Is it okay to have trust issues in a relationship?
It’s okay to be in a relationship while dealing with trust issues, as long as you’re working to understand and fix those issues. In fact, a healthy, trustworthy relationship can help you to repair damaged trust from the past. But if you neglect to work on your trust issues, your relationship will suffer and may even become unhealthy for both you and your partner.
How do I reassure my boyfriend with trust issues?
If your partner has trust issues, it’s imperative that you prove that you’re trustworthy. This means being honest, keeping your promises, and staying transparent. Also be patient when they need some supportive reminders and reassurance. Let them know you’re still there for them and that you’re empathetic towards their concerns.

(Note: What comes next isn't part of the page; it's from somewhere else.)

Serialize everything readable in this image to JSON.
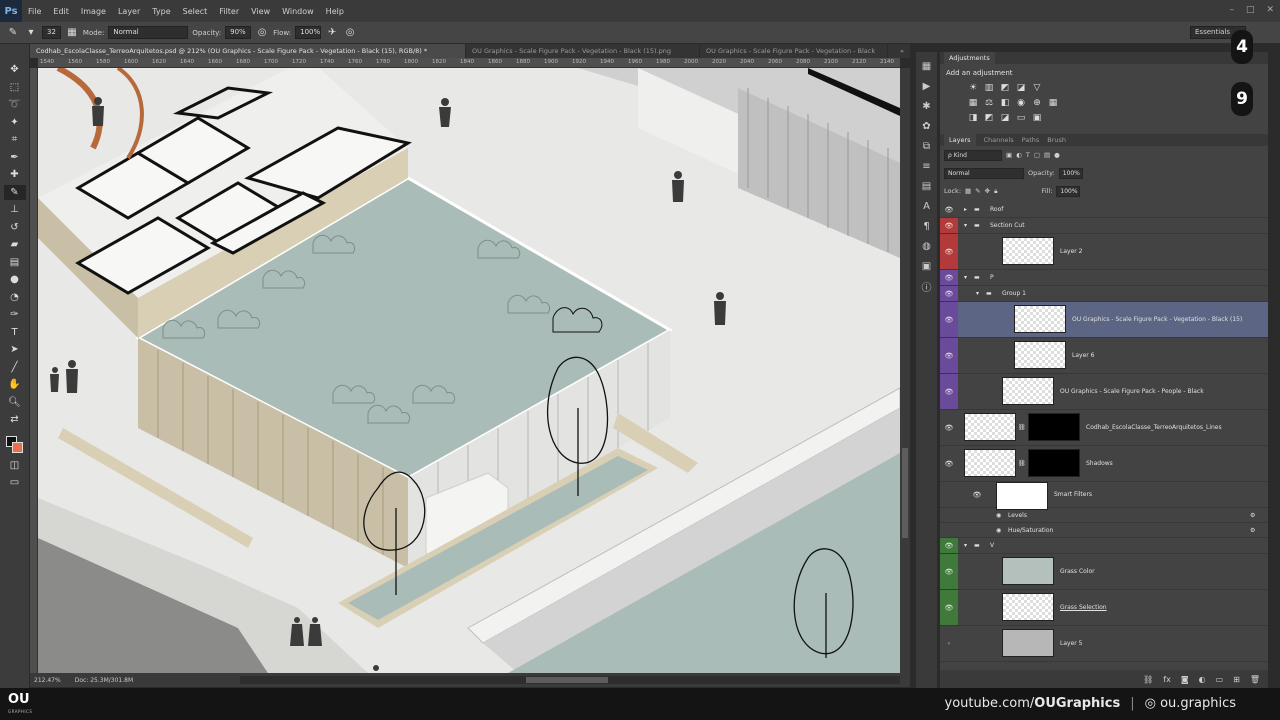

Come up with some actions that provide reassurance that you can both agree on, such as occasionally checking in through messages when you’re apart.
How do you fix trust issues in a new relationship?
If you have trust issues in a relationship, make sure that they’re not a result of broken trust within the relationship. If you just entered into a new relationship and you’ve already been betrayed, consider that a huge red flag. If your trust issues are from past relationships, take your time in this new relationship. Remember that trust is built slowly, one step at a time.
How do you date someone with trust issues?
Don’t take their trust issues personally. Get to know their triggers and past experiences that led them to struggle with trust. Then, remain as honest and consistent with them as you can. If their trust issues ever create bigger relationship issues (for example, they threaten to break up when they’re feeling suspicious, even though you did nothing wrong), establish some boundaries to protect yourself. And remember, even if they’re hurting from past trauma, that doesn’t grant them the right to hurt you.